→ Your objective
Every entry has to be output exactly, with none skipped.

→ Records provided
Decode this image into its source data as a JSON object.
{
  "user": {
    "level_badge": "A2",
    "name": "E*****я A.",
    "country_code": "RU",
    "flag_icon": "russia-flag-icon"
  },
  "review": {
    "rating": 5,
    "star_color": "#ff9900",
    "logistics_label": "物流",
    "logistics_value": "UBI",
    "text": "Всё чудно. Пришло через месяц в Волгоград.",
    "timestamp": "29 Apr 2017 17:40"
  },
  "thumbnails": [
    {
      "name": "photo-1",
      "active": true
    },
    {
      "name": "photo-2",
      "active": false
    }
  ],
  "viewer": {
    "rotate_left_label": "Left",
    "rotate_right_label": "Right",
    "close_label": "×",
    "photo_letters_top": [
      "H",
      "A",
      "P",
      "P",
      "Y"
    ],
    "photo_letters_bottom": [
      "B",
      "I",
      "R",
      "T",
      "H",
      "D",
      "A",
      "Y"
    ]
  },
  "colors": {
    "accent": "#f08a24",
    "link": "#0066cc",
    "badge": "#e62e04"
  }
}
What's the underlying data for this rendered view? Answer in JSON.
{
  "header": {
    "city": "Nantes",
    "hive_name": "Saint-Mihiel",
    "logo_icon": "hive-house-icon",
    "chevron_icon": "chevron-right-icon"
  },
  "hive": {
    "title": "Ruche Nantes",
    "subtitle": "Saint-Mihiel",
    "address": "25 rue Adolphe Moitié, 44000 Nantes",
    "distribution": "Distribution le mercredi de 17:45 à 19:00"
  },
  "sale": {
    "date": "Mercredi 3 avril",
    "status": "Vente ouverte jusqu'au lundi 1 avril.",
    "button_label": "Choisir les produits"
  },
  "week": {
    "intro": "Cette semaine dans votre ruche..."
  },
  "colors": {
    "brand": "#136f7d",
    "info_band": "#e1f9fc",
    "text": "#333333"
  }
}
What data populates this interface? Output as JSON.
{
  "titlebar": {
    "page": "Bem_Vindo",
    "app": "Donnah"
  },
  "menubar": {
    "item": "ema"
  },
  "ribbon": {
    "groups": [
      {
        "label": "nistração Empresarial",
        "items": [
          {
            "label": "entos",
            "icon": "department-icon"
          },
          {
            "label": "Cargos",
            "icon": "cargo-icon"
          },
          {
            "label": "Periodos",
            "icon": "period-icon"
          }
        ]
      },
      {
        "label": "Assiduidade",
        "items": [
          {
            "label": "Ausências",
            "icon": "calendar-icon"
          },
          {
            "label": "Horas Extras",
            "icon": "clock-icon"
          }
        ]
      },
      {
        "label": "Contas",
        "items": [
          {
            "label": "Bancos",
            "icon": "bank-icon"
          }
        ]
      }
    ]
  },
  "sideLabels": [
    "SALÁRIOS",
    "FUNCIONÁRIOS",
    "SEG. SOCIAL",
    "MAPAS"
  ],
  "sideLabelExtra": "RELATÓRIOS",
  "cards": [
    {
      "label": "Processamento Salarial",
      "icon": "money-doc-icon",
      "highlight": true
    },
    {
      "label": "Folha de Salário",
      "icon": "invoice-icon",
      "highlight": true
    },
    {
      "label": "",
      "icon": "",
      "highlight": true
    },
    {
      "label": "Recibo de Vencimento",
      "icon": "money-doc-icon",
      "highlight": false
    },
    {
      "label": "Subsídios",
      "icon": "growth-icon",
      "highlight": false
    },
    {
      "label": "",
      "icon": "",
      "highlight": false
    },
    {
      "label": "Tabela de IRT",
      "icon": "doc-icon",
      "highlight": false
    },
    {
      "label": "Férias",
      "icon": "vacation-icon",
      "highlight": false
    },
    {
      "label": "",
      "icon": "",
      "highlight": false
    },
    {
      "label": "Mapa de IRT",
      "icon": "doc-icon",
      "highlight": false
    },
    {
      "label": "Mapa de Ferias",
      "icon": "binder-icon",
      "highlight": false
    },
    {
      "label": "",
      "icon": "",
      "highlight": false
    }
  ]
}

→ Result of the exercise
Decode this image into its source data as a JSON object.
{
  "user": {
    "level_badge": "A2",
    "name": "E*****я A.",
    "country_code": "RU",
    "flag_icon": "russia-flag-icon"
  },
  "review": {
    "rating": 5,
    "star_color": "#ff9900",
    "logistics_label": "物流",
    "logistics_value": "UBI",
    "text": "Всё чудно. Пришло через месяц в Волгоград.",
    "timestamp": "29 Apr 2017 17:40"
  },
  "thumbnails": [
    {
      "name": "photo-1",
      "active": true
    },
    {
      "name": "photo-2",
      "active": false
    }
  ],
  "viewer": {
    "rotate_left_label": "Left",
    "rotate_right_label": "Right",
    "close_label": "×",
    "photo_letters_top": [
      "H",
      "A",
      "P",
      "P",
      "Y"
    ],
    "photo_letters_bottom": [
      "B",
      "I",
      "R",
      "T",
      "H",
      "D",
      "A",
      "Y"
    ]
  },
  "colors": {
    "accent": "#f08a24",
    "link": "#0066cc",
    "badge": "#e62e04"
  }
}
What's the underlying data for this rendered view? Answer in JSON.
{
  "header": {
    "city": "Nantes",
    "hive_name": "Saint-Mihiel",
    "logo_icon": "hive-house-icon",
    "chevron_icon": "chevron-right-icon"
  },
  "hive": {
    "title": "Ruche Nantes",
    "subtitle": "Saint-Mihiel",
    "address": "25 rue Adolphe Moitié, 44000 Nantes",
    "distribution": "Distribution le mercredi de 17:45 à 19:00"
  },
  "sale": {
    "date": "Mercredi 3 avril",
    "status": "Vente ouverte jusqu'au lundi 1 avril.",
    "button_label": "Choisir les produits"
  },
  "week": {
    "intro": "Cette semaine dans votre ruche..."
  },
  "colors": {
    "brand": "#136f7d",
    "info_band": "#e1f9fc",
    "text": "#333333"
  }
}
What data populates this interface? Output as JSON.
{
  "titlebar": {
    "page": "Bem_Vindo",
    "app": "Donnah"
  },
  "menubar": {
    "item": "ema"
  },
  "ribbon": {
    "groups": [
      {
        "label": "nistração Empresarial",
        "items": [
          {
            "label": "entos",
            "icon": "department-icon"
          },
          {
            "label": "Cargos",
            "icon": "cargo-icon"
          },
          {
            "label": "Periodos",
            "icon": "period-icon"
          }
        ]
      },
      {
        "label": "Assiduidade",
        "items": [
          {
            "label": "Ausências",
            "icon": "calendar-icon"
          },
          {
            "label": "Horas Extras",
            "icon": "clock-icon"
          }
        ]
      },
      {
        "label": "Contas",
        "items": [
          {
            "label": "Bancos",
            "icon": "bank-icon"
          }
        ]
      }
    ]
  },
  "sideLabels": [
    "SALÁRIOS",
    "FUNCIONÁRIOS",
    "SEG. SOCIAL",
    "MAPAS"
  ],
  "sideLabelExtra": "RELATÓRIOS",
  "cards": [
    {
      "label": "Processamento Salarial",
      "icon": "money-doc-icon",
      "highlight": true
    },
    {
      "label": "Folha de Salário",
      "icon": "invoice-icon",
      "highlight": true
    },
    {
      "label": "",
      "icon": "",
      "highlight": true
    },
    {
      "label": "Recibo de Vencimento",
      "icon": "money-doc-icon",
      "highlight": false
    },
    {
      "label": "Subsídios",
      "icon": "growth-icon",
      "highlight": false
    },
    {
      "label": "",
      "icon": "",
      "highlight": false
    },
    {
      "label": "Tabela de IRT",
      "icon": "doc-icon",
      "highlight": false
    },
    {
      "label": "Férias",
      "icon": "vacation-icon",
      "highlight": false
    },
    {
      "label": "",
      "icon": "",
      "highlight": false
    },
    {
      "label": "Mapa de IRT",
      "icon": "doc-icon",
      "highlight": false
    },
    {
      "label": "Mapa de Ferias",
      "icon": "binder-icon",
      "highlight": false
    },
    {
      "label": "",
      "icon": "",
      "highlight": false
    }
  ]
}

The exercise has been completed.